spoonbill - wading birds having a long flat bill with a tip like a spoon
flamingo - large pink to scarlet web-footed wading bird with down-bent bill; inhabits brackish lakes
heron - grey or white wading bird with long neck and long legs and (usually) long bill
crane - large long-necked wading bird of marshes and plains in many parts of the world
Aramus guarauna, courlan - wading bird of South America and Central America
Aramus pictus, limpkin - wading bird of Florida, Cuba and Jamaica having a drooping bill and a distinctive wailing call
Cariama cristata, crested cariama, seriema - Brazilian Cariama; sole representative of the genus Cariama
chunga, Chunga burmeisteri, seriema - Argentinian Cariama
rail - any of numerous widely distributed small wading birds of the family Rallidae having short wings and very long toes for running on soft mud
bustard - large heavy-bodied chiefly terrestrial game bird capable of powerful swift flight; classified with wading birds but frequents grassy steppes
bustard quail, button quail, button-quail, hemipode - small quail-like terrestrial bird of southern Eurasia and northern Africa that lacks a hind toe; classified with wading birds but inhabits grassy plains
ortygan - any of several East Indian birds
Pedionomus torquatus, plain wanderer - small Australian bird related to the button quail; classified as wading bird but inhabits plains
trumpeter - large gregarious crane-like bird of the forests of South America having glossy black plumage and a loud prolonged cry; easily domesticated
limicoline bird, shore bird, shorebird - any of numerous wading birds that frequent mostly seashores and estuaries
Translations
طائِر يَخوصُ الماء من أجْل الغِذاء
vadefugl
gázlómadár
vaîfugl
brodivý vták
su kuşu

wader

[ˈweɪdəʳ] N
1. (= bird) → ave f zancuda
2. waders (= boots) → botas fpl altas de goma

wader

[ˈweɪdər] n
(= bird) → échassier m
(= rubber boot) → cuissarde fwading pool [ˈweɪdɪŋ] (US) npataugeoire f

wader

n
(Orn) → Watvogel m
waders pl (= boots)Watstiefel pl

wader

[ˈweɪdəʳ] n (bird) → trampoliere m; (boot) → stivale m da pesca

wade

(weid) verb
1. to go or walk (through water, mud etc) with some difficulty.
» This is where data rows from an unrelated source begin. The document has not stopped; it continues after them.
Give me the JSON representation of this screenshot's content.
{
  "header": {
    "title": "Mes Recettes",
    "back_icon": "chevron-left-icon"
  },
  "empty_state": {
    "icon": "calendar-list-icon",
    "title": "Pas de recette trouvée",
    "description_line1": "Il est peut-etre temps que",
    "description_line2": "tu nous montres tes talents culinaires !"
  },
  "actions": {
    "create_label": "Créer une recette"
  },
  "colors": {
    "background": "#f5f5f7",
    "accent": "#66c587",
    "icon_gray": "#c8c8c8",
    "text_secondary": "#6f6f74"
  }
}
He waded across the river towards me; I've finally managed to wade through that boring book I had to read.
2. to cross (a river etc) by wading. We'll wade the stream at its shallowest point.
ˈwader noun
any of several types of bird that wade in search of food.
References in periodicals archive ?
This pattern is particularly evident in Arctic-nesting shorebirds (order Charadriiformes, suborders Scolopaci and Charadrii), which have relatively high daily energy requirements and mostly forage by probing in soft substrates (Kersten and Piersma, 1987; Piersma et al.
If delayed plumage maturation was lacking in the shorebird ancestor, optimization indicated that it arose at least twice, once in Cepphus grylle and once in the most recent common ancestor of Strauch's (1978) plover/gull and sandpiper clades (the Charadrii and Scolopaci, respectively).